Ms. BETZ: Well, I think the very earliest gas stations were, you know, single-room, metal, prefabricated sheds.

SIMON: Mm-hmm.

Ms. BETZ: And then it wasn't really until a little bit later, meaning like the 1940s and '50s, did they start also being connected to travel, you know, like motels and places like that.

SIMON: Do you have any favorite gas stations?

Ms. BETZ: Well, I love the 1930s and 1940s stations.

SIMON: Mm-hmm.

Ms. BETZ: I especially love, like, those art moderne stations.

SIMON: Oh, yeah.

Ms. BETZ: But also the ones that are like little houses, too, more of the 1920s buildings.

SIMON: Miss Betz, thank you very much.

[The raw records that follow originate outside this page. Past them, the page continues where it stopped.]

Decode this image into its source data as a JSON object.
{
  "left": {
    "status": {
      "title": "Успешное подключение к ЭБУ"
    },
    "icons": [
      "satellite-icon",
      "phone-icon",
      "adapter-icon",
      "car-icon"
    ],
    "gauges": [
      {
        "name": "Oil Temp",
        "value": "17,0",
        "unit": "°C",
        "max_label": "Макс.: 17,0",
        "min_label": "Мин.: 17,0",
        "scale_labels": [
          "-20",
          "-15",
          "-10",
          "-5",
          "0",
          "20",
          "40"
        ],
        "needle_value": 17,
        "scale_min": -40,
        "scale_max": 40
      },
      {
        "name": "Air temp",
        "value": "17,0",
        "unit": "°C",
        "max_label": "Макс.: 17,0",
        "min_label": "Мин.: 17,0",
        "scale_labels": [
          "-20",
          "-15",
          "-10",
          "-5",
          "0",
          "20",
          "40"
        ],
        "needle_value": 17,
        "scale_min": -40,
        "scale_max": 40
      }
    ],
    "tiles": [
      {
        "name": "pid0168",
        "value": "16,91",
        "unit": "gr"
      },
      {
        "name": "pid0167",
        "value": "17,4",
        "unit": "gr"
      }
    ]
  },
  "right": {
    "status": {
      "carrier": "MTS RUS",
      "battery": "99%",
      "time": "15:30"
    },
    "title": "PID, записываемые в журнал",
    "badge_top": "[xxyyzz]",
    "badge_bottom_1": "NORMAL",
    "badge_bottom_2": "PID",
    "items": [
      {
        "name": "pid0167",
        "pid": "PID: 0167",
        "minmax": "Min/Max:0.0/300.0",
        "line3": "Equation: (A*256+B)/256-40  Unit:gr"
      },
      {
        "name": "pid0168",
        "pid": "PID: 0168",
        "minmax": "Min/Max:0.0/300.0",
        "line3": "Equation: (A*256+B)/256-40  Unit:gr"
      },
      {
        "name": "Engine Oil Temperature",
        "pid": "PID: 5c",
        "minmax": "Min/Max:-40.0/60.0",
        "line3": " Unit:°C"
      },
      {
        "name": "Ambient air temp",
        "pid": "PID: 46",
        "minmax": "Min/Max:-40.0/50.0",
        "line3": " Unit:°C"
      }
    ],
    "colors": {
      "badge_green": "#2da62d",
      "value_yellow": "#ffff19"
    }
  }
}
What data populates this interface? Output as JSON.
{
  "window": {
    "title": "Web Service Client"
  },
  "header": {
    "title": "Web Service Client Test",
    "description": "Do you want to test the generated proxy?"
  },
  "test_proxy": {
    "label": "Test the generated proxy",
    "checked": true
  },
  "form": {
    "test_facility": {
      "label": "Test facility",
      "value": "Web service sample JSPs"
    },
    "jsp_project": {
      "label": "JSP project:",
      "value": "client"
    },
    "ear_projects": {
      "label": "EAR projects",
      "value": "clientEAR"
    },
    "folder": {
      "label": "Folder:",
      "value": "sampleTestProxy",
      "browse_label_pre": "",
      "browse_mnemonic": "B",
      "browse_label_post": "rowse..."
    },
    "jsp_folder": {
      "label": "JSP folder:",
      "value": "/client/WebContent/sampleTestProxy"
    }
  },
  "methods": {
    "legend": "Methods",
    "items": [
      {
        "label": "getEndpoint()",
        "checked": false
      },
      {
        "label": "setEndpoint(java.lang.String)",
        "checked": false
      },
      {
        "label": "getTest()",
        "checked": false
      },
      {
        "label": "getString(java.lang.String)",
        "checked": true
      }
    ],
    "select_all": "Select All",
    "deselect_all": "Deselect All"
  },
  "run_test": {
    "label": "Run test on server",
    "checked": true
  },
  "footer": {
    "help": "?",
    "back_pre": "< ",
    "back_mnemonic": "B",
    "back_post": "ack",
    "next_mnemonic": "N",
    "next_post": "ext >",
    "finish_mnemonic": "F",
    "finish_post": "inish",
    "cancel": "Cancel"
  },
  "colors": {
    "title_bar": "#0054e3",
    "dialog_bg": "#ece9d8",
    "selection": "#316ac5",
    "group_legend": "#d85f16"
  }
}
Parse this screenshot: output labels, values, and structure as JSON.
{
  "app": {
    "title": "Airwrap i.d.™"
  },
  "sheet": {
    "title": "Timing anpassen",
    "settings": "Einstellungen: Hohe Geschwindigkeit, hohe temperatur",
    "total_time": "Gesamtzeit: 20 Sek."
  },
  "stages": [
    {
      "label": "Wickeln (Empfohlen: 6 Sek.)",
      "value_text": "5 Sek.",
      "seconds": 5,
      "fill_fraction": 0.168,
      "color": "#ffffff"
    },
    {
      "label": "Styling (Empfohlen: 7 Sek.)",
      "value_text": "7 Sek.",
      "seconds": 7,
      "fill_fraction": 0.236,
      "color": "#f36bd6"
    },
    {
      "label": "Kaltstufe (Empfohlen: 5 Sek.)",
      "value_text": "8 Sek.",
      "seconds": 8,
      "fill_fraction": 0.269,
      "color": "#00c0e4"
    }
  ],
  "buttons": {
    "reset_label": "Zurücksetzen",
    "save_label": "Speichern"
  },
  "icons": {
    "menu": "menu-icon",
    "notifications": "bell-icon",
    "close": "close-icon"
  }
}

Ms. BETZ: Mm-hmm. Thank you. Mm-hmm.

SIMON: Melanie Betz, architectural historian at the Alabama Historical Commission, which has just declared the state's historic gas stations places of peril.

(Soundbite of "Tiger in Your Tank")

Unidentified Man #2: I can raise your hood, I can change your coils, check your transmission fluid, give you the oil. I don't care what the people say, I got to put a tiger, you know, in your tank. ...(Unintelligible). There ain't but one thing left for you to do.

SIMON: Muddy Waters, "Tiger in Your Tank." Twenty-two minutes before the hour. Transcript provided by NPR, Copyright NPR.

United States & World Weekend Edition Saturday
Scott Simon is one of America's most admired writers and broadcasters. He is the host of Weekend Edition Saturday and is one of the hosts of NPR's morning news podcast Up First. He has reported from all fifty states, five continents, and ten wars, from El Salvador to Sarajevo to Afghanistan and Iraq. His books have chronicled character and characters, in war and peace, sports and art, tragedy and comedy.